In Tampa, Puente & Nohlgren report the city of St. Petersburg “threatened to sue any Hillsborough County officials who even discuss possible new stadium locations” with the Rays. The threat “came in a letter from St. Petersburg City Attorney John Wolfe to Hillsborough County attorneys.” It marks an “escalation of tension between the city and Hillsborough commissioners, who in August invited the Rays to appear before them to talk about baseball.” Hillsborough Commission Chair Ken Hagan on Thursday “shrugged off St. Petersburg's letter and said he was still excited about having the Rays speak” (TAMPA BAY TIMES, 10/19).

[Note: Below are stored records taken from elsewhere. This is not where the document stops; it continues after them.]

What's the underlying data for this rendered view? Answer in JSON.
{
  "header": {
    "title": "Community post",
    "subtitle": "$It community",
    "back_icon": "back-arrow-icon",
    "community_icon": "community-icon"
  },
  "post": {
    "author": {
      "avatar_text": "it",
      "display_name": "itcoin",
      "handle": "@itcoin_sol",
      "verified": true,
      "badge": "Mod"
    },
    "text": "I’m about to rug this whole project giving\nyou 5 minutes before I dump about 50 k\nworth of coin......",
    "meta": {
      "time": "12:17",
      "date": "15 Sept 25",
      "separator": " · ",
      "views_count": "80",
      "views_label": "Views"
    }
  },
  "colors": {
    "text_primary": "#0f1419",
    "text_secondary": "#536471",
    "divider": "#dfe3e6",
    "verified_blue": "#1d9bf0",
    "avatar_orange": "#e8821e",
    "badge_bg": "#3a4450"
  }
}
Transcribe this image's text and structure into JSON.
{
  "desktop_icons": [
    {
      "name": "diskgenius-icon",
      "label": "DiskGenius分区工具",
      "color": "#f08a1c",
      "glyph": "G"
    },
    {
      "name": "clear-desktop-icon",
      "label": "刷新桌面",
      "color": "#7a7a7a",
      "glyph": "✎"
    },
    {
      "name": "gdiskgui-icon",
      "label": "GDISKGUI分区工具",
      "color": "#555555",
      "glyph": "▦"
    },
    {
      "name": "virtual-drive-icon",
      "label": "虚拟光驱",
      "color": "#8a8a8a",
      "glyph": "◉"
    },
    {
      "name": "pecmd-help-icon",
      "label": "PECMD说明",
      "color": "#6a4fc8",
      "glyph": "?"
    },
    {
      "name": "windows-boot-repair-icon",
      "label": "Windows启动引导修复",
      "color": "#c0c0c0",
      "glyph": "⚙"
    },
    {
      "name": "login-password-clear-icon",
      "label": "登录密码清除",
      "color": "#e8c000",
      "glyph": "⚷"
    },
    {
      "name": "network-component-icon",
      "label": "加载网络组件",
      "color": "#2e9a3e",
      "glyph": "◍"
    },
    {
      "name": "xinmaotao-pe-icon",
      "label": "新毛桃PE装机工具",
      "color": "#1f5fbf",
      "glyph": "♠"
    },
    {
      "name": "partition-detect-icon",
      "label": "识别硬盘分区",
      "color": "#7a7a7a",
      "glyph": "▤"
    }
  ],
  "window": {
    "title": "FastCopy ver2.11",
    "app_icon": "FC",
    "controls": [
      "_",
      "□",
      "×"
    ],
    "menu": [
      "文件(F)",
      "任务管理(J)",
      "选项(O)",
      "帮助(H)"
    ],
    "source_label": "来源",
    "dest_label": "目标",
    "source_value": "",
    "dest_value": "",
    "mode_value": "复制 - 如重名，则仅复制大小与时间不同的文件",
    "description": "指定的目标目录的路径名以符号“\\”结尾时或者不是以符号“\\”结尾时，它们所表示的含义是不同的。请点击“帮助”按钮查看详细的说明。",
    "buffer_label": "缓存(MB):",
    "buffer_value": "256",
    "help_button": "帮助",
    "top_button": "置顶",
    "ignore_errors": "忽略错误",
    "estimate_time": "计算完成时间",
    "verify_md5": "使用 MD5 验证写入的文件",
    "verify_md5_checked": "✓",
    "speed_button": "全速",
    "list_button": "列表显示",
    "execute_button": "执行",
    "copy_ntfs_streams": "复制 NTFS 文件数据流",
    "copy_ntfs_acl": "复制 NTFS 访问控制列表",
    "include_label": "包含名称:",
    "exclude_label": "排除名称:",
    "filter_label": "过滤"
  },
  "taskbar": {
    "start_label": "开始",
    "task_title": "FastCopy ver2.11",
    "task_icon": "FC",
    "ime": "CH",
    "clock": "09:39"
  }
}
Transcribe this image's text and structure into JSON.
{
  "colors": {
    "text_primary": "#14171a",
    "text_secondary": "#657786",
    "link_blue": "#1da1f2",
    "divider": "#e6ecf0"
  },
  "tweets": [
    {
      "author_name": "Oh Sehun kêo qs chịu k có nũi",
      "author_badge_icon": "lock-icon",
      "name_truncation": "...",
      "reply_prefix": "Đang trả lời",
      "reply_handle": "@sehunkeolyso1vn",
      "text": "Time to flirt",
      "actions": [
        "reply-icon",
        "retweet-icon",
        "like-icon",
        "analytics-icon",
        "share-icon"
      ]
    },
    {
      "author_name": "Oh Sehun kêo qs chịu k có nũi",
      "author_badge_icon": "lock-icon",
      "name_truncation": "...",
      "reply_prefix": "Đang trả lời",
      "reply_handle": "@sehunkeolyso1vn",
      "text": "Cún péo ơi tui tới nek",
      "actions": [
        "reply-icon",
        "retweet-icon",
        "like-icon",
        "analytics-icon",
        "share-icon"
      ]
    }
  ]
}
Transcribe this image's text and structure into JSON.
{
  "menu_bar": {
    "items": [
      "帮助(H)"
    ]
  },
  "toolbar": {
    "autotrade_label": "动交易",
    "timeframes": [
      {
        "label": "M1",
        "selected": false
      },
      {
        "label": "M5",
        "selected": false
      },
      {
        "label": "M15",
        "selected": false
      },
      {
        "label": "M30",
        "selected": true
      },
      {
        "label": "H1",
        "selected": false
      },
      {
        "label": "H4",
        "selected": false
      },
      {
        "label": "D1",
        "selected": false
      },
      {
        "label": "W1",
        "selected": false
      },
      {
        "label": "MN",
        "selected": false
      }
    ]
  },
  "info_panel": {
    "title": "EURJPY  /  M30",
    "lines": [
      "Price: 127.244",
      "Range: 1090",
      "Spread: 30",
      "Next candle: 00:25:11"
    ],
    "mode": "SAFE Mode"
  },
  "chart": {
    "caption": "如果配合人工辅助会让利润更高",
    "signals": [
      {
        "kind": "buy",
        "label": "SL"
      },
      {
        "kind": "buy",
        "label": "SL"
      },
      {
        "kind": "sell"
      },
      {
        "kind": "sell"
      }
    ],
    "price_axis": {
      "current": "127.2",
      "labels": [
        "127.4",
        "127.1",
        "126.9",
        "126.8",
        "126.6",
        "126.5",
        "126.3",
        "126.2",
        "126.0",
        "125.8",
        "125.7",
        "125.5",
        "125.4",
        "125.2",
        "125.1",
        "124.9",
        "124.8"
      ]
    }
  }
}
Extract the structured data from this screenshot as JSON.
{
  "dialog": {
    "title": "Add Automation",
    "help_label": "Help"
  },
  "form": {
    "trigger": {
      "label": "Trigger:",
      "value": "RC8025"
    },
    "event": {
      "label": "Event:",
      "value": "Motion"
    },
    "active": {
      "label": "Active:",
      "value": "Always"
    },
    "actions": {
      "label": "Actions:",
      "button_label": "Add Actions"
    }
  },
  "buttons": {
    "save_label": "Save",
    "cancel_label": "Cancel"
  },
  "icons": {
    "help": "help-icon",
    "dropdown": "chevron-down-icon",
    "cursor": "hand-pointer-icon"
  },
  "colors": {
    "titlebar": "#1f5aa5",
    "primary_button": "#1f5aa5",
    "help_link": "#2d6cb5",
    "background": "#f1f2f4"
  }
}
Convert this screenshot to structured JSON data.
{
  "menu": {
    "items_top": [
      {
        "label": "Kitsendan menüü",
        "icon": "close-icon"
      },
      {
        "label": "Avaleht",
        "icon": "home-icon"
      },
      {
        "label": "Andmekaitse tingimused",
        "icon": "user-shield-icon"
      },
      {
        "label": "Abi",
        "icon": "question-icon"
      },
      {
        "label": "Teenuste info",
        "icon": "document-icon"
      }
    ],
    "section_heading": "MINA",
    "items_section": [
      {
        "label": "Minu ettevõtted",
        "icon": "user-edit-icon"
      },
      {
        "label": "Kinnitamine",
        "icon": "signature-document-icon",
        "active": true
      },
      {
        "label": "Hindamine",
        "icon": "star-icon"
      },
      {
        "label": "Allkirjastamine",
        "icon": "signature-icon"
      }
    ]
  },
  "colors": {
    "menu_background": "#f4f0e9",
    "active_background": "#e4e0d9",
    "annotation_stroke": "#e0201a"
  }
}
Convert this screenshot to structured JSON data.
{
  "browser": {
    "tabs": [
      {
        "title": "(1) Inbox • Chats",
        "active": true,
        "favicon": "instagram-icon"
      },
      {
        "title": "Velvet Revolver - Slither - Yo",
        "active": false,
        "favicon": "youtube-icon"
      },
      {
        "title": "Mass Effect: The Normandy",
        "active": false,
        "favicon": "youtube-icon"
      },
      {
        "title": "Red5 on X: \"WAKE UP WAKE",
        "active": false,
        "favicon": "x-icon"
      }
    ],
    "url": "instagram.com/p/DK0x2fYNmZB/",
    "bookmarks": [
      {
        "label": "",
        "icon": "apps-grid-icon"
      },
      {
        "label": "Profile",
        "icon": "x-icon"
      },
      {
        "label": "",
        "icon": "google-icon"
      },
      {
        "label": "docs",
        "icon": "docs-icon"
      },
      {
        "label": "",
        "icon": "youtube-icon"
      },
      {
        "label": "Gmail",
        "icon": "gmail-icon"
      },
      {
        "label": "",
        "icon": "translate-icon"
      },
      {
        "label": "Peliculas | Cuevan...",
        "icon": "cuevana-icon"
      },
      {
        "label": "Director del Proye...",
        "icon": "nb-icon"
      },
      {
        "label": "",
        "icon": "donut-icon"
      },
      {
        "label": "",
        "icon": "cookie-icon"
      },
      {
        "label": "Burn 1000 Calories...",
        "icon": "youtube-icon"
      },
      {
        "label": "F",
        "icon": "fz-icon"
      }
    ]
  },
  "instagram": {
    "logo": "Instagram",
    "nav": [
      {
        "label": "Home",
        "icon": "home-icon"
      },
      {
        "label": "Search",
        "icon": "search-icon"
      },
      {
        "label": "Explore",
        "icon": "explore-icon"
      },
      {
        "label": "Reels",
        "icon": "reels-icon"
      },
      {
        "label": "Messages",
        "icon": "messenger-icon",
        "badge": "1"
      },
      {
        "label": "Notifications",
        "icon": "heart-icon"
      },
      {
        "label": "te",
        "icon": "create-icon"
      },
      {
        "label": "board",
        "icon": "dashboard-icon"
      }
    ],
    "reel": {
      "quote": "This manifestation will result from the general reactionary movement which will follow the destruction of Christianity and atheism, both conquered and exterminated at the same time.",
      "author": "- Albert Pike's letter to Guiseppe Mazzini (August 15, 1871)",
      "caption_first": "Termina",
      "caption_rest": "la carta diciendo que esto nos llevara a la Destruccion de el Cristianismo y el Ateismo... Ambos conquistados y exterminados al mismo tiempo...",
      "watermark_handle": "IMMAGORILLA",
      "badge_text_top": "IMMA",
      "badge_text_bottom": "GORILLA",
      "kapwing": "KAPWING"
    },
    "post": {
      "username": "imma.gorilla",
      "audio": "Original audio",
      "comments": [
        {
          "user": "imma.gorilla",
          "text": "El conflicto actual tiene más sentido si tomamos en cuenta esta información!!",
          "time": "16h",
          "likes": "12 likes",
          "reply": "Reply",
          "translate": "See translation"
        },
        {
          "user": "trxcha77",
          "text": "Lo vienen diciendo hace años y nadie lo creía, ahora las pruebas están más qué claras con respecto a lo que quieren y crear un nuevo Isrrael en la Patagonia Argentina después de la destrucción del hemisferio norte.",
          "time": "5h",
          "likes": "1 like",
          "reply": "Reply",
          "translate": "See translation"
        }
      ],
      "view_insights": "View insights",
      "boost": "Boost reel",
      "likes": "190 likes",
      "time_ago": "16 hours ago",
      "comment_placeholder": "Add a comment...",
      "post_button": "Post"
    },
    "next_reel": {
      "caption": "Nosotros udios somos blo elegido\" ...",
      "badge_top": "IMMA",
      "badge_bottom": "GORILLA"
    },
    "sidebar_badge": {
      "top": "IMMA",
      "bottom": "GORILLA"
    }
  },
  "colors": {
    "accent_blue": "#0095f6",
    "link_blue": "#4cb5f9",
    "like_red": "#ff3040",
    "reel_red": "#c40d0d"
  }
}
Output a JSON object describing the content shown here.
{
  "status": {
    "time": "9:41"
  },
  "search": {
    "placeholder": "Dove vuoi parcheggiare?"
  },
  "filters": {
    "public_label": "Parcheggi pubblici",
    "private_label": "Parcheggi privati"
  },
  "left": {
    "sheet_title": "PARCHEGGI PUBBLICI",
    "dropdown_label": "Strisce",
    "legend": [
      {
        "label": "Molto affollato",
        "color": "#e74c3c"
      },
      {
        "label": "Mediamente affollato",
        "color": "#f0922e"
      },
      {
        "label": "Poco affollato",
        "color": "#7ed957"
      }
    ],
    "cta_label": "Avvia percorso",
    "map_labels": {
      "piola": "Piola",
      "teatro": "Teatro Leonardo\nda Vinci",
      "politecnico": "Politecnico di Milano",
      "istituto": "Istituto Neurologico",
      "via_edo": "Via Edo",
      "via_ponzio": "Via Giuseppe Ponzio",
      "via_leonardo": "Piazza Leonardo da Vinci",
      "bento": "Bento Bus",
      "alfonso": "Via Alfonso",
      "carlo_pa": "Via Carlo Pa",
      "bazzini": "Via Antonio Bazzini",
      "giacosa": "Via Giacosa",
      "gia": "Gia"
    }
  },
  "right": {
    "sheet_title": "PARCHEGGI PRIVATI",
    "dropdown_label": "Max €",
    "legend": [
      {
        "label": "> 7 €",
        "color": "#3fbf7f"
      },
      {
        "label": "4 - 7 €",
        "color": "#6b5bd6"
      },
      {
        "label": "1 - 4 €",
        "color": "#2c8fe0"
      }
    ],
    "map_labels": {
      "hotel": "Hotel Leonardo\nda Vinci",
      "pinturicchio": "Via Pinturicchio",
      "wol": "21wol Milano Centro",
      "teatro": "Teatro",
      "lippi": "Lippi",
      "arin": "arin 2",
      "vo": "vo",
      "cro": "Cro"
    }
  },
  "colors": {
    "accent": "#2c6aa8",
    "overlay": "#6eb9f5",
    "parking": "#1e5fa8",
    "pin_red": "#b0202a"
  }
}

GAME OF PICKUP: In Hartford, Paul Doyle writes Big East Commissioner Mike Aresco is “focused on the future of the women's basketball tournament.” Next year “will mark the second year of a two-year agreement” for the tourney to be held at XL Center, which has hosted the event since '04. Big East Associate Commissioner/Women’s Basketball Danielle Donehew said that the conference has “had preliminary talks, but negotiations won't intensify until March and an announcement will likely come during this year's tournament.” XL Center is operated by AEG, but the company's contract to run the building “expires next year and the issue will need to be resolved before serious negotiations with the Big East begin” (HARTFORD COURANT, 10/19).
A SCANNER DARKLY: In N.Y., Rich Calder writes Barclays Center is “still treating its fans like a bunch of bums.” Airport-style metal detectors were “used at the arena again” Thursday to “scan patrons hoping to score some of the 1,000 free tickets it was giving away for a boxing card” on Saturday. Arena officials last Sunday “vowed to drop their controversial use of the walk-through detectors ‘for the foreseeable future.’” But Calder writes the “foreseeable future” turned out to be “five days.” Arena spokesperson Joe DePlasco said the two detectors “are being transitioned out by the end of the week.” Last night, the remaining two were “finally removed” in time for a Nets’ exhibition game (N.Y. POST, 10/19).
MONEY PIT? In Charlotte, Steve Harrison in a front-page piece notes the “taxpayer-supported Charlotte Regional Visitors Authority no longer reports detailed monthly financial statements" for the NASCAR HOF and other city-owned buildings. That makes it “difficult to know whether the Charlotte Convention Center or the NASCAR Hall of Fame is making or losing money” (CHARLOTTE OBSERVER, 10/19).